Task statement
Your task is to repeat the entries word for word while leaving out the pictures.

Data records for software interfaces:
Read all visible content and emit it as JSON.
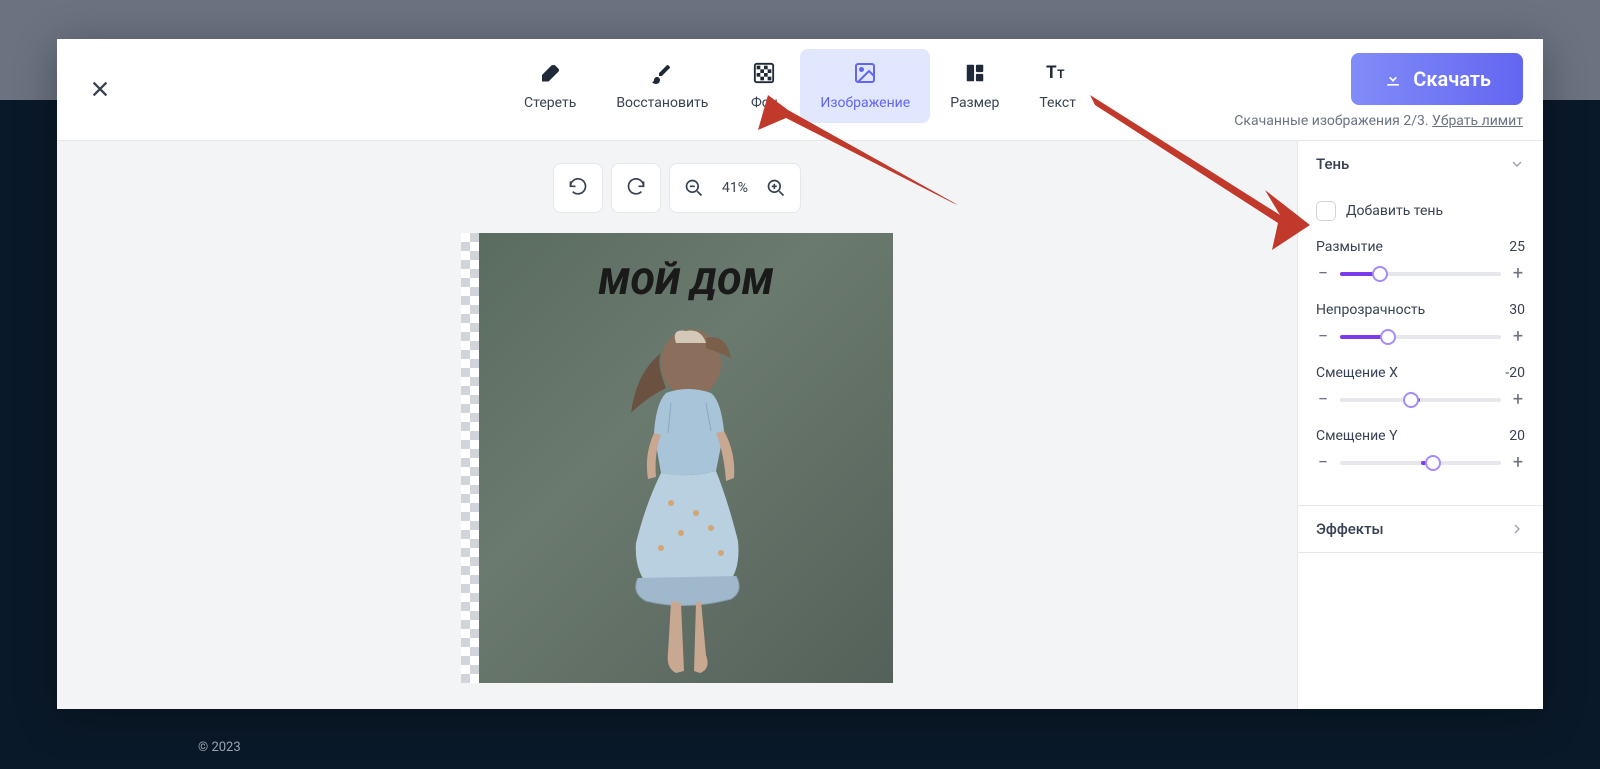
{
  "toolbar": {
    "tools": [
      {
        "label": "Стереть"
      },
      {
        "label": "Восстановить"
      },
      {
        "label": "Фон"
      },
      {
        "label": "Изображение"
      },
      {
        "label": "Размер"
      },
      {
        "label": "Текст"
      }
    ],
    "download_label": "Скачать",
    "download_info_prefix": "Скачанные изображения 2/3. ",
    "download_info_link": "Убрать лимит"
  },
  "canvas": {
    "zoom": "41%",
    "image_text": "МОЙ  ДОМ"
  },
  "panel": {
    "shadow": {
      "title": "Тень",
      "add_shadow_label": "Добавить тень",
      "sliders": [
        {
          "label": "Размытие",
          "value": "25",
          "pct": 25
        },
        {
          "label": "Непрозрачность",
          "value": "30",
          "pct": 30
        },
        {
          "label": "Смещение X",
          "value": "-20",
          "pct": 44
        },
        {
          "label": "Смещение Y",
          "value": "20",
          "pct": 58
        }
      ]
    },
    "effects": {
      "title": "Эффекты"
    }
  },
  "footer": "© 2023"
}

Task result
Read all visible content and emit it as JSON.
{
  "toolbar": {
    "tools": [
      {
        "label": "Стереть"
      },
      {
        "label": "Восстановить"
      },
      {
        "label": "Фон"
      },
      {
        "label": "Изображение"
      },
      {
        "label": "Размер"
      },
      {
        "label": "Текст"
      }
    ],
    "download_label": "Скачать",
    "download_info_prefix": "Скачанные изображения 2/3. ",
    "download_info_link": "Убрать лимит"
  },
  "canvas": {
    "zoom": "41%",
    "image_text": "МОЙ  ДОМ"
  },
  "panel": {
    "shadow": {
      "title": "Тень",
      "add_shadow_label": "Добавить тень",
      "sliders": [
        {
          "label": "Размытие",
          "value": "25",
          "pct": 25
        },
        {
          "label": "Непрозрачность",
          "value": "30",
          "pct": 30
        },
        {
          "label": "Смещение X",
          "value": "-20",
          "pct": 44
        },
        {
          "label": "Смещение Y",
          "value": "20",
          "pct": 58
        }
      ]
    },
    "effects": {
      "title": "Эффекты"
    }
  },
  "footer": "© 2023"
}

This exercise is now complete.